A new nationally-recognised training package endorsed by the Australian Industry and Skills Committee (AISC) aims to make it easier for the heavy vehicle industry to manage driver fatigue.

 “This new training package will ensure the National Heavy Vehicle Regulator (NHVR) and heavy vehicle industry have greater certainty that personnel can demonstrate the knowledge and skills to work safely. It will support transport efficiency, while improving road safety,” said Geoff Casey, NHVR Executive Director Productivity and Safety.

 The new training units, developed in consultation with industry, are designed to upskill heavy vehicle drivers, schedulers, supervisors, managers and business owners in applying, administering and managing a fatigue risk management system.  

 The new training units will only apply for participants in the National Heavy Vehicle Accreditation Scheme (NHVAS) and Registered Training Organisations wishing to deliver must register with the NVHR.  The NHVR will accept registrations from 1 January 2018.

 “When someone drives a heavy vehicle while impaired by fatigue, they put all road users at risk.  Through a series of forums hosted with the heavy vehicle industry, we gained a range of views from those in the heavy vehicle industry to understand why non-compliance exists.

 “The new training units address the issues raised and should help industry to manage driver fatigue on a daily basis,” said Mr Casey.

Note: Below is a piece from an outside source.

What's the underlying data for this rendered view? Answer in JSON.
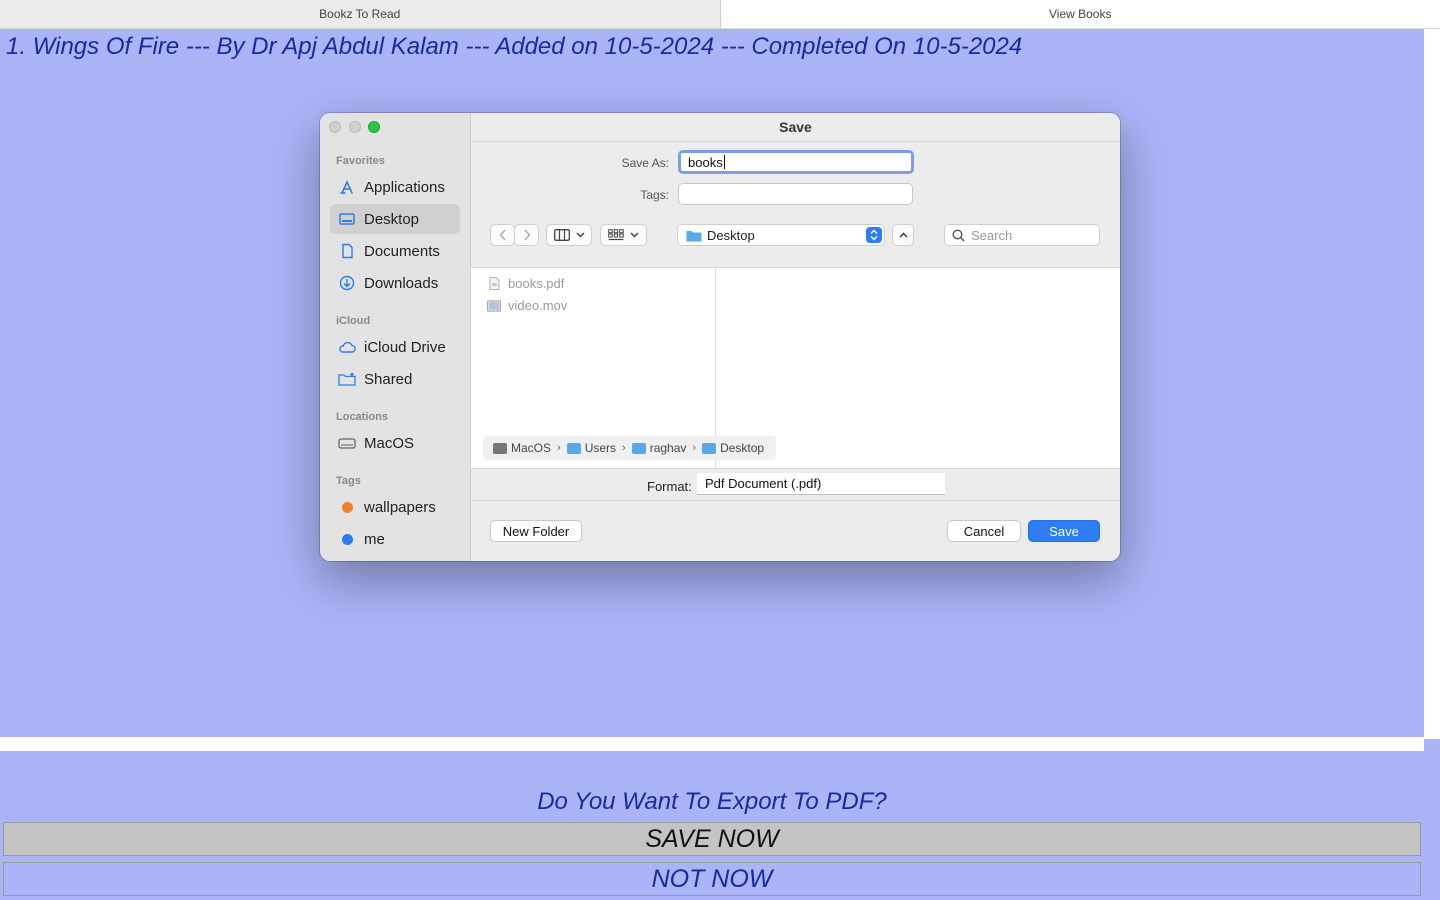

 Chair of the AISC, John Pollaers, said the changes demonstrated how industry involvement in training package development could lead to quality outcomes for employers, employees and students.

 “This is just one industry facing challenges as technology and consumer expectations advance – and one example of industry meeting these challenges by being adaptive and working to reskill workers to keep up,” said John Pollaers, Chair of the AISC.

 Mark McKenzie, Chair of the interim Transport and Logistics IRC, says consultation and collaboration are important.

“Meaningful and effective cooperation is crucial if we are to ensure a safe and effective transport and logistics industry continues. Through the IRC, we collaborate with a broad range of industry experts and advocates and can react swiftly as we have seen with the fatigue management case,” he said.

Contact:  AISC Secretariat  (02) 6240 3613

About the Australian Industry and Skills Committee (AISC) The AISC is an industry/government collaboration focused on amplifying the voice of industry and building employer’s confidence in VET qualifications. The AISC advises Commonwealth and State and Territory Industry and Skills Ministers on the implementation of national vocational education and training policies, and approves nationally recognised training packages for implementation in the VET system.